• [Data records for software interfaces]:

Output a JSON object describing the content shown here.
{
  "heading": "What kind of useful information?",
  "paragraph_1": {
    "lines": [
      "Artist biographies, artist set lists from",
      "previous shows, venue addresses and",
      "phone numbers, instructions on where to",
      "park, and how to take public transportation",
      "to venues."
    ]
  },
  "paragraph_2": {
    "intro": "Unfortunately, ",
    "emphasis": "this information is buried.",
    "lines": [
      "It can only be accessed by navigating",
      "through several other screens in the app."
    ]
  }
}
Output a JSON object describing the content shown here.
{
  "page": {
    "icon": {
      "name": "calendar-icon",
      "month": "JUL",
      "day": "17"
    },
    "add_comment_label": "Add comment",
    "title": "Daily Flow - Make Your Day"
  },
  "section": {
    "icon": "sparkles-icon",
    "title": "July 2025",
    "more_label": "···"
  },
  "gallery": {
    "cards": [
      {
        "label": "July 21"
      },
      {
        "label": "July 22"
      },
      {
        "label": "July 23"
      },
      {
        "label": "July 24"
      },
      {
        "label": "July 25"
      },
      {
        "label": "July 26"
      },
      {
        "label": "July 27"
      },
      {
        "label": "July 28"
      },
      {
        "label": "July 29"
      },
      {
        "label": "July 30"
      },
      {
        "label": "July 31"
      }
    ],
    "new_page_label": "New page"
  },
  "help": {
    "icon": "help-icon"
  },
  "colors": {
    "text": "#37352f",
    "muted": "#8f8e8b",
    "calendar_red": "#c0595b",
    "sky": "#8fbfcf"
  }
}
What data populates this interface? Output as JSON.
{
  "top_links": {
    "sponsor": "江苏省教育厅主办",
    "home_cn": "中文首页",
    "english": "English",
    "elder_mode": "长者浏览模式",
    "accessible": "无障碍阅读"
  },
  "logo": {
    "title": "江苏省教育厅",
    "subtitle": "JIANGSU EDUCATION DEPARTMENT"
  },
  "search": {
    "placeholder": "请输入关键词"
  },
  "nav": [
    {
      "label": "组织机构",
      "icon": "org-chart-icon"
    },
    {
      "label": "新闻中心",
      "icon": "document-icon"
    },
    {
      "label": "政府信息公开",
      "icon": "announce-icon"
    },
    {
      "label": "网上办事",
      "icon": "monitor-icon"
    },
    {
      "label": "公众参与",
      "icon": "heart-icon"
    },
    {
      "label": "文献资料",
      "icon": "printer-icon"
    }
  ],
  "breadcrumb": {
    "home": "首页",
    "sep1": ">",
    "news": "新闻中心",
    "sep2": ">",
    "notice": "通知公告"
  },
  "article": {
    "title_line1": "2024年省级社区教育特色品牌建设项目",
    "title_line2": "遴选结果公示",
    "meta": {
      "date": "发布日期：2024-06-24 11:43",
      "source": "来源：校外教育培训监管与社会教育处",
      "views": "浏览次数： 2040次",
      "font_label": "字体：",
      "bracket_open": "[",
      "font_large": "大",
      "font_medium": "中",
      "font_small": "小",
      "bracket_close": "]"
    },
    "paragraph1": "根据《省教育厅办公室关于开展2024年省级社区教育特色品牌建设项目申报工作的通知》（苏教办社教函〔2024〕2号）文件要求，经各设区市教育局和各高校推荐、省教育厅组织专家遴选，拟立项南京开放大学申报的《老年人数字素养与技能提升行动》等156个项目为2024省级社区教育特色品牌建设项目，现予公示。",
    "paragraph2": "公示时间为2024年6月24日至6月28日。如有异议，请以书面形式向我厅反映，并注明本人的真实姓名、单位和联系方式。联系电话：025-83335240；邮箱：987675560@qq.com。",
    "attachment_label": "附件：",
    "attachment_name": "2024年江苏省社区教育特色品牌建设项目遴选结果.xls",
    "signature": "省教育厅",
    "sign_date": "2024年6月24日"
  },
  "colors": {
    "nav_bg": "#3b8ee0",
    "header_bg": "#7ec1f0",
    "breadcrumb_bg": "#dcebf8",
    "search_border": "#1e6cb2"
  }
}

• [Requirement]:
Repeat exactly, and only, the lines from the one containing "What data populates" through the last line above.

• [Final answer]:
What data populates this interface? Output as JSON.
{
  "top_links": {
    "sponsor": "江苏省教育厅主办",
    "home_cn": "中文首页",
    "english": "English",
    "elder_mode": "长者浏览模式",
    "accessible": "无障碍阅读"
  },
  "logo": {
    "title": "江苏省教育厅",
    "subtitle": "JIANGSU EDUCATION DEPARTMENT"
  },
  "search": {
    "placeholder": "请输入关键词"
  },
  "nav": [
    {
      "label": "组织机构",
      "icon": "org-chart-icon"
    },
    {
      "label": "新闻中心",
      "icon": "document-icon"
    },
    {
      "label": "政府信息公开",
      "icon": "announce-icon"
    },
    {
      "label": "网上办事",
      "icon": "monitor-icon"
    },
    {
      "label": "公众参与",
      "icon": "heart-icon"
    },
    {
      "label": "文献资料",
      "icon": "printer-icon"
    }
  ],
  "breadcrumb": {
    "home": "首页",
    "sep1": ">",
    "news": "新闻中心",
    "sep2": ">",
    "notice": "通知公告"
  },
  "article": {
    "title_line1": "2024年省级社区教育特色品牌建设项目",
    "title_line2": "遴选结果公示",
    "meta": {
      "date": "发布日期：2024-06-24 11:43",
      "source": "来源：校外教育培训监管与社会教育处",
      "views": "浏览次数： 2040次",
      "font_label": "字体：",
      "bracket_open": "[",
      "font_large": "大",
      "font_medium": "中",
      "font_small": "小",
      "bracket_close": "]"
    },
    "paragraph1": "根据《省教育厅办公室关于开展2024年省级社区教育特色品牌建设项目申报工作的通知》（苏教办社教函〔2024〕2号）文件要求，经各设区市教育局和各高校推荐、省教育厅组织专家遴选，拟立项南京开放大学申报的《老年人数字素养与技能提升行动》等156个项目为2024省级社区教育特色品牌建设项目，现予公示。",
    "paragraph2": "公示时间为2024年6月24日至6月28日。如有异议，请以书面形式向我厅反映，并注明本人的真实姓名、单位和联系方式。联系电话：025-83335240；邮箱：987675560@qq.com。",
    "attachment_label": "附件：",
    "attachment_name": "2024年江苏省社区教育特色品牌建设项目遴选结果.xls",
    "signature": "省教育厅",
    "sign_date": "2024年6月24日"
  },
  "colors": {
    "nav_bg": "#3b8ee0",
    "header_bg": "#7ec1f0",
    "breadcrumb_bg": "#dcebf8",
    "search_border": "#1e6cb2"
  }
}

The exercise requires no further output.